On the opening evening of the conference, JHWF’s film “Free to Roam” was screened to a receptive and engaged audience. “Free to Roam” captures the essence of the Wildlife Friendlier Fencing program and many of the individuals who have been involved since its origin.
JHWF’s Board President Aly Courtemanch and Associate Director Kate Gersh also attended the conference, which enabled the organization to make many valuable connections to extend its reach, and learn from some of the best wildlife managers and advocates in the state.
The Wildlife Friendlier Fencing Program endures because of the relentless volunteer commitment of many individuals as well as the financial support of individual donors and many foundations and agencies over the years. Thank you to all who have made a contribution to this effort!
Read a short piece about the Award in the Jackson Hole News and Guide.
Join Us for Our August 6th Fence Project:
On August 6th, we are returning to the Gros Ventre to Crystal Creek, to remove more than one mile of barbed wire fence on Bridger Teton National Forest land. The project is average in difficulty (6 on a 1-10 scale), with most of the work on rolling terrain after a moderate hike up to the fence line. Please join us!
We will meet at three car pool sites:
- Home Ranch Parking Lot (north side) at 8:00 a.m.
- Gros Ventre junction at 8:15 a.m.
- Kelly Warm Springs at 8:30 a.m.
We will carpool from these sites to project. We plan to work from 9:00 a.m to 2:00 p.m. and half-day (morning) is welcome, as well.
We will provide water and snacks.

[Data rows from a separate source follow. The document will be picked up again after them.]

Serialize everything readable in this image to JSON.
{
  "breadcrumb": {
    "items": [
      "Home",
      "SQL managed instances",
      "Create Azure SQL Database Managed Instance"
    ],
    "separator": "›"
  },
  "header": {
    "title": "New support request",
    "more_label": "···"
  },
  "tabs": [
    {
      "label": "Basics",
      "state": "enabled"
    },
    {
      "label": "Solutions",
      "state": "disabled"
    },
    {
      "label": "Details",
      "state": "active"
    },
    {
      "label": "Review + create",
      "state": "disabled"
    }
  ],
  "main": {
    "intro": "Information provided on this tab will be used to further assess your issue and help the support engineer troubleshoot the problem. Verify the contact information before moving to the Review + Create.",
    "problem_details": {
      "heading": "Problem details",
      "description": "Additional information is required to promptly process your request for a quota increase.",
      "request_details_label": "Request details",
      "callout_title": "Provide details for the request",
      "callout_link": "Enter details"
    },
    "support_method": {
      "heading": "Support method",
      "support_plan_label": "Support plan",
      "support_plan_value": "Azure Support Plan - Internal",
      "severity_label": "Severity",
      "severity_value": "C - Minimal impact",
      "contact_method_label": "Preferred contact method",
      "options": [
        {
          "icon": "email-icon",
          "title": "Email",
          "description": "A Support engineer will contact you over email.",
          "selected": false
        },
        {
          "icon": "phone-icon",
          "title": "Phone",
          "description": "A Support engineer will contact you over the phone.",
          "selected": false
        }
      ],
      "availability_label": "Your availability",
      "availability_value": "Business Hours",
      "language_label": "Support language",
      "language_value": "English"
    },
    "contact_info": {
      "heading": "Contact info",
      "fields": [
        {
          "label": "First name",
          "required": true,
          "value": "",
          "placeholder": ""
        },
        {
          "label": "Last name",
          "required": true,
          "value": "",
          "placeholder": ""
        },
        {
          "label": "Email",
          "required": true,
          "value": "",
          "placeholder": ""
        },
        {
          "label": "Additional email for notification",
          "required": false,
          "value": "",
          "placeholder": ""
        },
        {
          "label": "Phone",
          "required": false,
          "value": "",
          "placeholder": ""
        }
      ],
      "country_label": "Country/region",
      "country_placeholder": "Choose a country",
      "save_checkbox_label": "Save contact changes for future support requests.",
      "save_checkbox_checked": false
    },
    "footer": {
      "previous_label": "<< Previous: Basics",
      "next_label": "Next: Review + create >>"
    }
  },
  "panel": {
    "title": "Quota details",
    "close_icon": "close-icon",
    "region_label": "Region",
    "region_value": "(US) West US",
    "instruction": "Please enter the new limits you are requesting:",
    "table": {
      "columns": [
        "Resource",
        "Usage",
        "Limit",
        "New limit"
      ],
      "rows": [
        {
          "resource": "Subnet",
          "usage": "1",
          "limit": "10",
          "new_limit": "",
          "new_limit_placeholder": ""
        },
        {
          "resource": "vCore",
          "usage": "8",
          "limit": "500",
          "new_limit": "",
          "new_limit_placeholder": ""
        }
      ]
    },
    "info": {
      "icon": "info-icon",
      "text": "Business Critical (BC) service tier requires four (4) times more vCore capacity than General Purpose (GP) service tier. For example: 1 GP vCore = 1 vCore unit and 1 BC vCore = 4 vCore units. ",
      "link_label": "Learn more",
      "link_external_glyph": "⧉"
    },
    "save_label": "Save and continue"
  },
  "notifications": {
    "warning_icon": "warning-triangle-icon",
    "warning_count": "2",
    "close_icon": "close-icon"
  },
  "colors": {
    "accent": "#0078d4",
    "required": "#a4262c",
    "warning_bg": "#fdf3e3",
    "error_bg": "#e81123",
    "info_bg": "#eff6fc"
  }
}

Please bring your own water bottle or hydration packs. We will provide water and Gatorade to fill your bottles, and some granola bars for a snack. Additionally we will take a mid-day lunch break. Please bring your lunch.
You should wear layered clothes, long pants, sturdy shoes and bring a rain jacket in case of storms. Sun or eyeglasses are a MUST for working with barbed wire. Sun protection (hat & sunscreen lotion) is also recommended, and will hopefully be necessary! We also recommend that volunteers check the status of their tetanus shots, in case of scratches from the old fencing material. We will provide work gloves, tools, and detailed instructions.
Please RSVP to email@example.com if you plan to attend and let us know at which meet-up point you will join us (1 of 3 locations listed above). You can also send questions to this same email address.
30 Volunteers removed 1 mile of barbed wire at Crystal Creek on July 16th.